Last year, a group of us who work daily with open government data — Josh Tauberer of GovTrack.us, Derek Willis at The New York Times, and myself — decided to stop each building the same basic tools over and over, and start building a foundation we could share.
We set up a small home at github.com/unitedstates, and kicked it off with a couple of projects to gather data on the people and work of Congress. Using a mix of automation and curation, they gather basic information from all over the government — THOMAS.gov, the House and Senate, the Congressional Bioguide, GPO’s FDSys, and others — that everyone needs to report, analyze, or build nearly anything to do with Congress.
Once we centralized this work and started maintaining it publicly, we began getting contributions nearly immediately. People educated us on identifiers, fixed typos, and gathered new data. Chris Wilson built an impressive interactive visualization of the Senate’s budget amendments by extending our collector to find and link the text of amendments.
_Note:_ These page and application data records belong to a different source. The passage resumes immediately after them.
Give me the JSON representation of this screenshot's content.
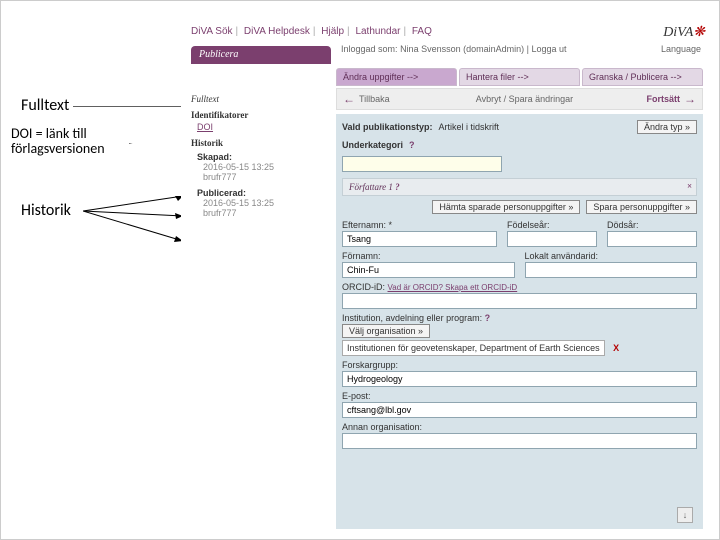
{
  "annotations": {
    "fulltext": "Fulltext",
    "doi_line1": "DOI = länk till",
    "doi_line2": "förlagsversionen",
    "historik": "Historik"
  },
  "topnav": {
    "items": [
      "DiVA Sök",
      "DiVA Helpdesk",
      "Hjälp",
      "Lathundar",
      "FAQ"
    ],
    "logo": "DiVA",
    "meta_prefix": "Inloggad som:",
    "meta_user": "Nina Svensson (domainAdmin)",
    "meta_links": "Logga ut",
    "language": "Language"
  },
  "main_tab": "Publicera",
  "step_tabs": [
    "Ändra uppgifter -->",
    "Hantera filer -->",
    "Granska / Publicera -->"
  ],
  "actionbar": {
    "back": "Tillbaka",
    "middle": "Avbryt / Spara ändringar",
    "forward": "Fortsätt"
  },
  "left_panel": {
    "fulltext_h": "Fulltext",
    "ident_h": "Identifikatorer",
    "doi_link": "DOI",
    "hist_h": "Historik",
    "created_lbl": "Skapad:",
    "created_val": "2016-05-15 13:25",
    "created_by": "brufr777",
    "pub_lbl": "Publicerad:",
    "pub_val": "2016-05-15 13:25",
    "pub_by": "brufr777"
  },
  "form": {
    "vald_label": "Vald publikationstyp:",
    "vald_value": "Artikel i tidskrift",
    "change_type_btn": "Ändra typ »",
    "subcat_label": "Underkategori",
    "author_header": "Författare 1",
    "btn_fetch": "Hämta sparade personuppgifter »",
    "btn_save": "Spara personuppgifter »",
    "efternamn_lbl": "Efternamn: *",
    "efternamn_val": "Tsang",
    "fodelse_lbl": "Födelseår:",
    "dods_lbl": "Dödsår:",
    "fornamn_lbl": "Förnamn:",
    "fornamn_val": "Chin-Fu",
    "lokalt_lbl": "Lokalt användarid:",
    "orcid_lbl": "ORCID-iD:",
    "orcid_hint": "Vad är ORCID? Skapa ett ORCID-iD",
    "inst_lbl": "Institution, avdelning eller program:",
    "inst_btn": "Välj organisation »",
    "inst_val": "Institutionen för geovetenskaper, Department of Earth Sciences",
    "grp_lbl": "Forskargrupp:",
    "grp_val": "Hydrogeology",
    "epost_lbl": "E-post:",
    "epost_val": "cftsang@lbl.gov",
    "other_lbl": "Annan organisation:"
  }
}
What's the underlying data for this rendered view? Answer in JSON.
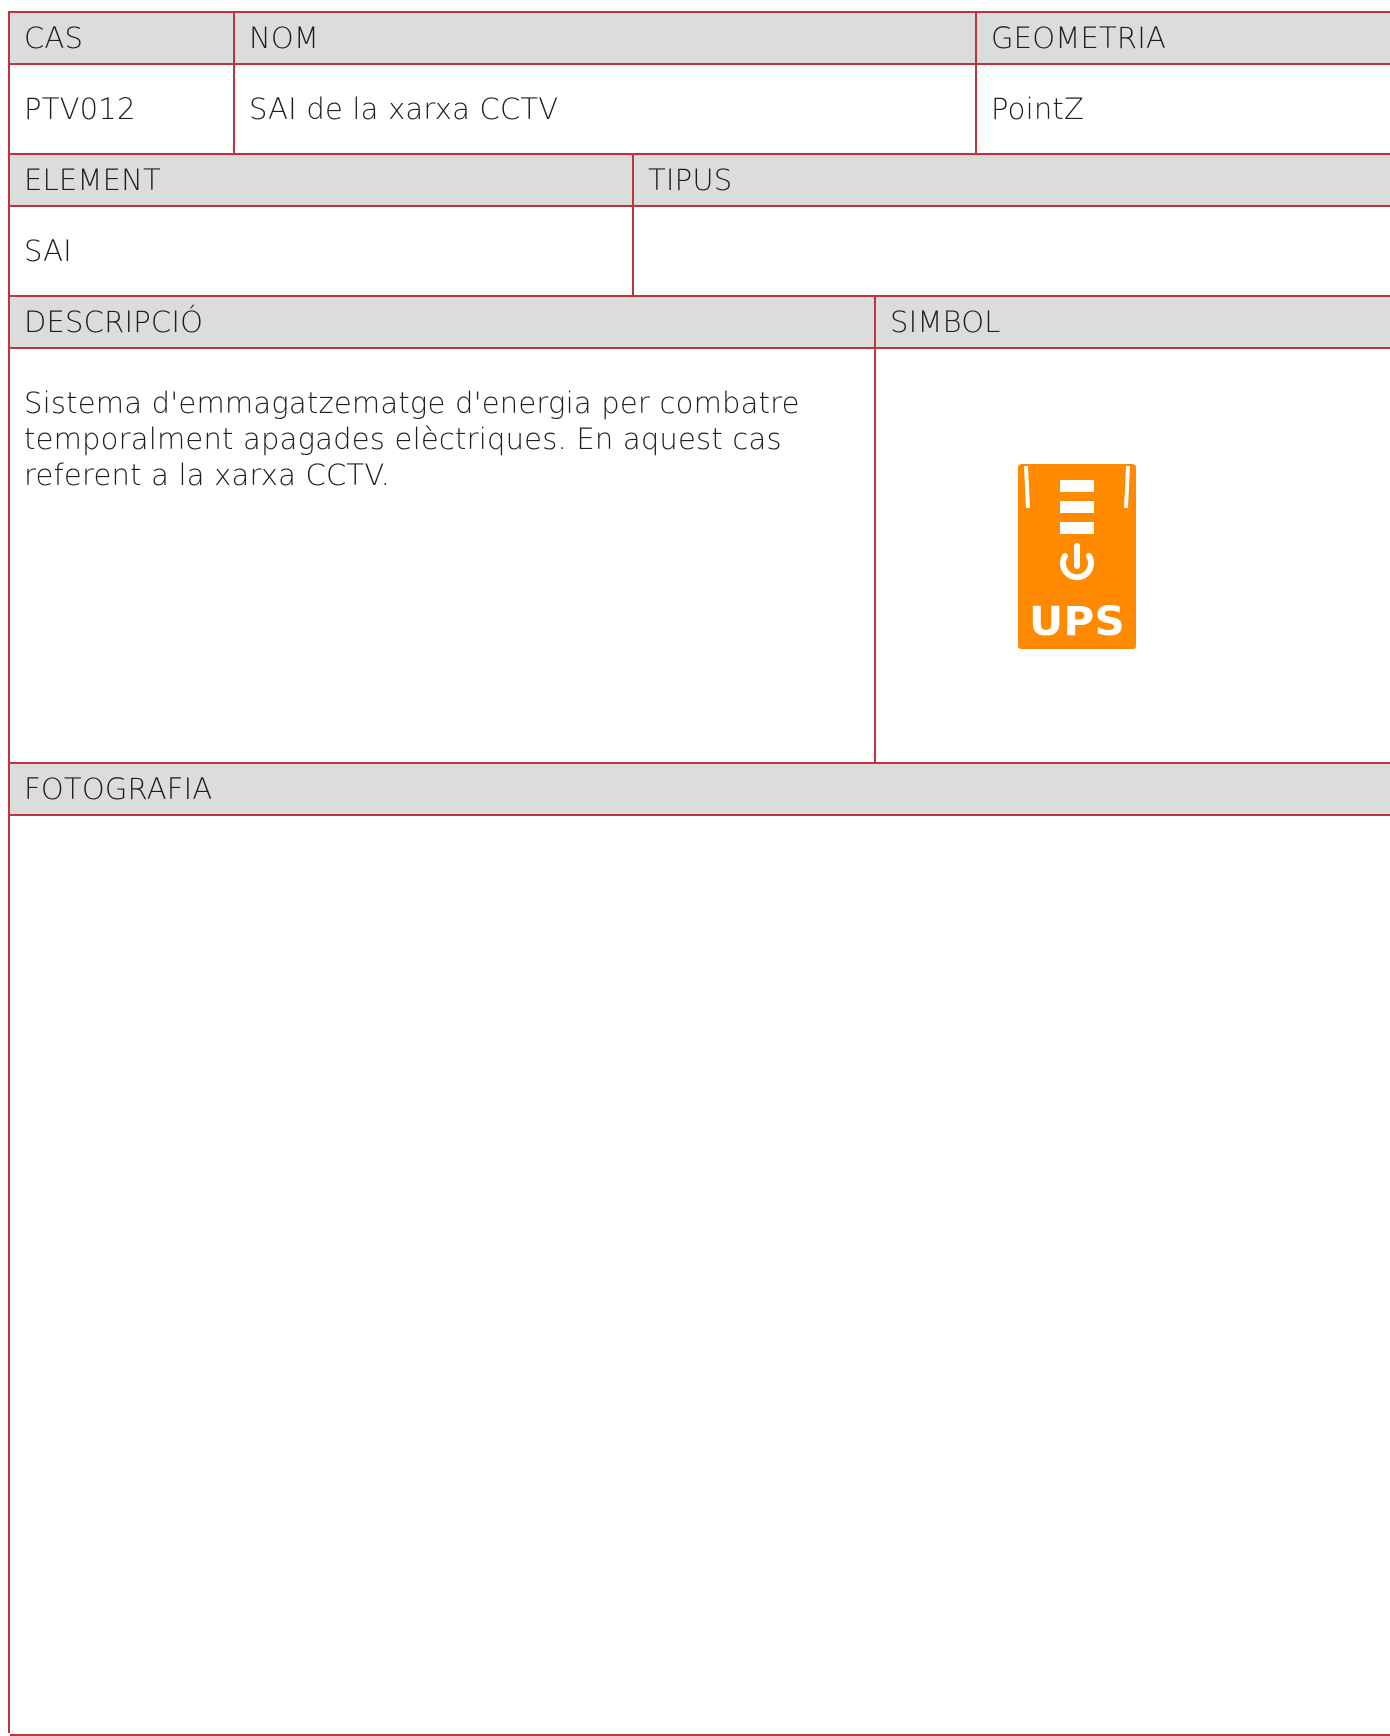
{
  "row1": {
    "cas_header": "CAS",
    "nom_header": "NOM",
    "geometria_header": "GEOMETRIA",
    "cas_value": "PTV012",
    "nom_value": "SAI de la xarxa CCTV",
    "geometria_value": "PointZ"
  },
  "row2": {
    "element_header": "ELEMENT",
    "tipus_header": "TIPUS",
    "element_value": "SAI",
    "tipus_value": ""
  },
  "row3": {
    "descripcio_header": "DESCRIPCIÓ",
    "simbol_header": "SIMBOL",
    "descripcio_value": "Sistema d'emmagatzematge d'energia per combatre temporalment apagades elèctriques. En aquest cas referent a la xarxa CCTV.",
    "symbol": {
      "icon": "ups-icon",
      "label": "UPS",
      "color": "#ff8a00"
    }
  },
  "row4": {
    "fotografia_header": "FOTOGRAFIA"
  }
}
This is an unusual, and occasionally chaotic, model for an open data project. the /unitedstates project is a neutral space; GitHub’s permissions system allows many of us to share the keys, so no one person or institution controls it. What this means is that while we all benefit from each other’s work, no one is dependent or “downstream” from anyone else. It’s a shared commons in the public domain.
There are a few principles that have helped make the /unitedstates project something that’s worth our time:
* We collaborate in public. When we have questions or ideas, we bring them up and talk them out using GitHub’s issue tracker. Questions get answers very quickly, unexpected participants hop in, and (as with other Q&A systems like Stack Overflow and Quora) discussions theselves become valuable long-term artifacts. GitHub is extremely well designed for this.
* Our congressional tools can be used in a standalone, language-agnostic way, with no required configuration. You just need a command line, and data gets placed on disk in bulk. Nothing depends on a database.
* We started using our new data in a live product right away. Instead of waiting for something that felt “1.0”, Sunlight and GovTrack replaced their pre-existing collection infrastructure with our new tools as soon as they were functional. Because of this, we were forced to promptly fix bugs and fill gaps, and create a stable platform to iterate on. This guarantees momentum.
* No brand names. Our organization’s name, “unitedstates”, is harder to describe to someone in an elevator, but it makes it clearer to volunteers that they’re contributing to the public domain and the common good. Repository names project authority by being clear and descriptive, rather than catchy.
Since we started, the /unitedstates project has grown into a bigger collection of small pieces. There’s a reliable US Code parser, a Swiss army knife for legal citations, and a tiny community spreadsheet of slang bill nicknames. None of these require a huge amount of ongoing investment, and all of them are used in a live service somewhere.
These projects don’t do anything fundamentally new. People have solved these problems before. But usually, developers will just write these sorts of things quickly to get them out of the way, and leave them tightly integrated into some larger system. Even when this is made open source, it’s tough to reuse code written this way. Newcomers find the learning curve intimidating, and the author rarely feels like re-engineering working code.
Instead, when we notice common problems — even small ones — we’re solving them as independent projects that are easy to share. This is basically all upside; anyone can build and brand anything they want on top of these tools, and benefit from the fixes and improvements of others. It’s a healthy arrangement, and the kind we should see more of in the open government community.